Proof is in the pudding
We heat our depression era farm house with wood. We heat most of the older part of the house, including the second floor (by convection via floor vents), with a large Bullard stove which generates 75k BTU/h. We also have a Rayburn 216M which generates 16k BTU/h; this stove does double duty by cooking our food and by heating the north end of the house, upstairs (again, via convection) and down. We have always purchased polewood from Skipper, a middle-man who runs between loggers and folks like us who don’t want to pay the premium prices charged for firewood that has already been cut and split. It is our usual practice to get in touch with Skipper during the summer to order a load of poles in time to get them well before the start of the winter heating season. This year however he simply came up the driveway fully loaded and announced that it might be his last load and that he was seriously contemplating retirement. What will we do without him? In any case, the poles need to be cut into shorts and then split using a Super Split, a fly wheel-driven splitter that cannot be matched for speed and efficiency.
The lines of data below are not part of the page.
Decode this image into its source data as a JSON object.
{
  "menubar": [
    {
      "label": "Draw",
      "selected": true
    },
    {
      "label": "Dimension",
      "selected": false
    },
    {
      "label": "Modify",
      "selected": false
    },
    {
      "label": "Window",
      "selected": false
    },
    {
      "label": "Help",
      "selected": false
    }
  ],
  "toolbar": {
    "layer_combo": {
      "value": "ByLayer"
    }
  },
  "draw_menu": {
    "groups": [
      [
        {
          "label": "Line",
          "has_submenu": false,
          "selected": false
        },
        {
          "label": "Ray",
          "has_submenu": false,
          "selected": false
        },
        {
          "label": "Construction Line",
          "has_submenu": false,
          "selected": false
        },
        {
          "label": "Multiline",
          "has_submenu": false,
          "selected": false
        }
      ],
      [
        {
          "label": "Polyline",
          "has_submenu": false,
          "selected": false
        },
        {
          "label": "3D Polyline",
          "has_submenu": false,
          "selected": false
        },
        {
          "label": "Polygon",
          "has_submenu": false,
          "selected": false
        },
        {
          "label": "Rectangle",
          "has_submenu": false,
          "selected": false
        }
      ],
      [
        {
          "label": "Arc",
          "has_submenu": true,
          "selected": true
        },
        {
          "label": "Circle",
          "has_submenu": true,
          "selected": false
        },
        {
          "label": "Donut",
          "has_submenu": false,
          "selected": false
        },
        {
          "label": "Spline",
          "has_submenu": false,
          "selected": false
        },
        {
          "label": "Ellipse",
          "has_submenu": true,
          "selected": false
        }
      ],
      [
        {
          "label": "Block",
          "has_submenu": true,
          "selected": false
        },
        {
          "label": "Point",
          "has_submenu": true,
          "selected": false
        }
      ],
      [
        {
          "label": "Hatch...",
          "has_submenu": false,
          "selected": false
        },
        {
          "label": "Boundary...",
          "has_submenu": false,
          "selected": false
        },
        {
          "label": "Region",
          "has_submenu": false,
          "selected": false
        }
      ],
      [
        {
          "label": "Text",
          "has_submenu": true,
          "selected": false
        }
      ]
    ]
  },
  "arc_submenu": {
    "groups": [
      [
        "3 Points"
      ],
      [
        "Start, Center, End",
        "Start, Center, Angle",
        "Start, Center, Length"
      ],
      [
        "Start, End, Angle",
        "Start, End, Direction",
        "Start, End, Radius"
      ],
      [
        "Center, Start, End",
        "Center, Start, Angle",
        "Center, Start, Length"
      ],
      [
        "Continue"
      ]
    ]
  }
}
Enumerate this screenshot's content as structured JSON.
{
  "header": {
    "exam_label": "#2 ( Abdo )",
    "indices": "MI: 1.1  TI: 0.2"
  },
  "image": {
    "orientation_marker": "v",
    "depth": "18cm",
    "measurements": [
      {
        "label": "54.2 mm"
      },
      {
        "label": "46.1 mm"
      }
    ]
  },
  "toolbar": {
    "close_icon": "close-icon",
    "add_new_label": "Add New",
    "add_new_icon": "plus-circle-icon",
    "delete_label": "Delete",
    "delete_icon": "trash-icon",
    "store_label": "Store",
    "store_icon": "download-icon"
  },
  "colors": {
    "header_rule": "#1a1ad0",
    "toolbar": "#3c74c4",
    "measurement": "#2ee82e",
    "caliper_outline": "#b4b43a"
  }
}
The image shows one of the pleasures of wood heat … warm, very warm, hands.